- [THE PROBLEM]
Print out every record exactly as it appears.

╭─ INFORMATION SHOWN

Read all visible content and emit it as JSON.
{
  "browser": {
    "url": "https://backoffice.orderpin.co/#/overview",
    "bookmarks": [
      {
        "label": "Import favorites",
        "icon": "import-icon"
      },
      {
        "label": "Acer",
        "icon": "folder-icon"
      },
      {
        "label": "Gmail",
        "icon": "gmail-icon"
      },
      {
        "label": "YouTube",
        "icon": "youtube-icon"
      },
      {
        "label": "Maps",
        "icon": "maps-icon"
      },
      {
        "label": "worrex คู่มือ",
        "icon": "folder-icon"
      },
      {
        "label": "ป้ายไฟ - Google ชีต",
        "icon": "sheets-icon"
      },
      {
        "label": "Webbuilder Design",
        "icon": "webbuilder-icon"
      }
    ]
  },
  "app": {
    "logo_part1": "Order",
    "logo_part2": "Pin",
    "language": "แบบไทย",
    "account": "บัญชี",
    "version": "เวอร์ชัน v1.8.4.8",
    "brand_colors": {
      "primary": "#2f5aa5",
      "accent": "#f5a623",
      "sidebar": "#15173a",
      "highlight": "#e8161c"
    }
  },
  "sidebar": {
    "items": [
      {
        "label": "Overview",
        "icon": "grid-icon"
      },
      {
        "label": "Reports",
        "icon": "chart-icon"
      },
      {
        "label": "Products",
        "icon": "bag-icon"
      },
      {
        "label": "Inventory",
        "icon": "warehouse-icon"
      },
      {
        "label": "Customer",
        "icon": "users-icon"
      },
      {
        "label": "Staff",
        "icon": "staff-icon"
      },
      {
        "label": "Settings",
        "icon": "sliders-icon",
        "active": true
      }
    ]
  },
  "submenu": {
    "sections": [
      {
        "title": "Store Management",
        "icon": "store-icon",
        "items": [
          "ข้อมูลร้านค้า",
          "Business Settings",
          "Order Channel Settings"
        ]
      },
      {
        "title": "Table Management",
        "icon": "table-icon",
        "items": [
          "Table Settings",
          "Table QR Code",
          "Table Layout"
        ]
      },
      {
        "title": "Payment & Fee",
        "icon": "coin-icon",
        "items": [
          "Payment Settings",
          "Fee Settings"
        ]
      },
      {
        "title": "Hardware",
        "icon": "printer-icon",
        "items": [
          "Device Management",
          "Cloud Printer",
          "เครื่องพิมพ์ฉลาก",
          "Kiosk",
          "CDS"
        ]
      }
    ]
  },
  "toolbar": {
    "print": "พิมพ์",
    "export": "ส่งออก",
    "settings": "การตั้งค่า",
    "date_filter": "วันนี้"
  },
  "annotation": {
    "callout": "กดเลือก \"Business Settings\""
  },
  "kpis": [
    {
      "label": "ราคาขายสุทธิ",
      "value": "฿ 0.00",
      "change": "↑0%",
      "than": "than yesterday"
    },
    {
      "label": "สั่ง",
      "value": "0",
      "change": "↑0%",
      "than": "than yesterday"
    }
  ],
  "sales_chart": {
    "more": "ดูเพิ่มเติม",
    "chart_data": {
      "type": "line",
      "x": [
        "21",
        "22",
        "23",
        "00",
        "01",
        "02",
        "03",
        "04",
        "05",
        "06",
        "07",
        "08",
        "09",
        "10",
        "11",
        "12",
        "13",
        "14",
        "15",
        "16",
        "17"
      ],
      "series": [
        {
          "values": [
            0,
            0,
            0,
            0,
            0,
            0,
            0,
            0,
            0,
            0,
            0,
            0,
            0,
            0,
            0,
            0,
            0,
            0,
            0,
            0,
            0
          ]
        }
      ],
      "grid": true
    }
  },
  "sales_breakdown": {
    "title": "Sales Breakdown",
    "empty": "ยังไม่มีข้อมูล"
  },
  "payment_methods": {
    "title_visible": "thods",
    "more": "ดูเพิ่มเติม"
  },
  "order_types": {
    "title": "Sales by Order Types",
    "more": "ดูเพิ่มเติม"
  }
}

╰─

- [EXERCISE ANSWER]
Read all visible content and emit it as JSON.
{
  "browser": {
    "url": "https://backoffice.orderpin.co/#/overview",
    "bookmarks": [
      {
        "label": "Import favorites",
        "icon": "import-icon"
      },
      {
        "label": "Acer",
        "icon": "folder-icon"
      },
      {
        "label": "Gmail",
        "icon": "gmail-icon"
      },
      {
        "label": "YouTube",
        "icon": "youtube-icon"
      },
      {
        "label": "Maps",
        "icon": "maps-icon"
      },
      {
        "label": "worrex คู่มือ",
        "icon": "folder-icon"
      },
      {
        "label": "ป้ายไฟ - Google ชีต",
        "icon": "sheets-icon"
      },
      {
        "label": "Webbuilder Design",
        "icon": "webbuilder-icon"
      }
    ]
  },
  "app": {
    "logo_part1": "Order",
    "logo_part2": "Pin",
    "language": "แบบไทย",
    "account": "บัญชี",
    "version": "เวอร์ชัน v1.8.4.8",
    "brand_colors": {
      "primary": "#2f5aa5",
      "accent": "#f5a623",
      "sidebar": "#15173a",
      "highlight": "#e8161c"
    }
  },
  "sidebar": {
    "items": [
      {
        "label": "Overview",
        "icon": "grid-icon"
      },
      {
        "label": "Reports",
        "icon": "chart-icon"
      },
      {
        "label": "Products",
        "icon": "bag-icon"
      },
      {
        "label": "Inventory",
        "icon": "warehouse-icon"
      },
      {
        "label": "Customer",
        "icon": "users-icon"
      },
      {
        "label": "Staff",
        "icon": "staff-icon"
      },
      {
        "label": "Settings",
        "icon": "sliders-icon",
        "active": true
      }
    ]
  },
  "submenu": {
    "sections": [
      {
        "title": "Store Management",
        "icon": "store-icon",
        "items": [
          "ข้อมูลร้านค้า",
          "Business Settings",
          "Order Channel Settings"
        ]
      },
      {
        "title": "Table Management",
        "icon": "table-icon",
        "items": [
          "Table Settings",
          "Table QR Code",
          "Table Layout"
        ]
      },
      {
        "title": "Payment & Fee",
        "icon": "coin-icon",
        "items": [
          "Payment Settings",
          "Fee Settings"
        ]
      },
      {
        "title": "Hardware",
        "icon": "printer-icon",
        "items": [
          "Device Management",
          "Cloud Printer",
          "เครื่องพิมพ์ฉลาก",
          "Kiosk",
          "CDS"
        ]
      }
    ]
  },
  "toolbar": {
    "print": "พิมพ์",
    "export": "ส่งออก",
    "settings": "การตั้งค่า",
    "date_filter": "วันนี้"
  },
  "annotation": {
    "callout": "กดเลือก \"Business Settings\""
  },
  "kpis": [
    {
      "label": "ราคาขายสุทธิ",
      "value": "฿ 0.00",
      "change": "↑0%",
      "than": "than yesterday"
    },
    {
      "label": "สั่ง",
      "value": "0",
      "change": "↑0%",
      "than": "than yesterday"
    }
  ],
  "sales_chart": {
    "more": "ดูเพิ่มเติม",
    "chart_data": {
      "type": "line",
      "x": [
        "21",
        "22",
        "23",
        "00",
        "01",
        "02",
        "03",
        "04",
        "05",
        "06",
        "07",
        "08",
        "09",
        "10",
        "11",
        "12",
        "13",
        "14",
        "15",
        "16",
        "17"
      ],
      "series": [
        {
          "values": [
            0,
            0,
            0,
            0,
            0,
            0,
            0,
            0,
            0,
            0,
            0,
            0,
            0,
            0,
            0,
            0,
            0,
            0,
            0,
            0,
            0
          ]
        }
      ],
      "grid": true
    }
  },
  "sales_breakdown": {
    "title": "Sales Breakdown",
    "empty": "ยังไม่มีข้อมูล"
  },
  "payment_methods": {
    "title_visible": "thods",
    "more": "ดูเพิ่มเติม"
  },
  "order_types": {
    "title": "Sales by Order Types",
    "more": "ดูเพิ่มเติม"
  }
}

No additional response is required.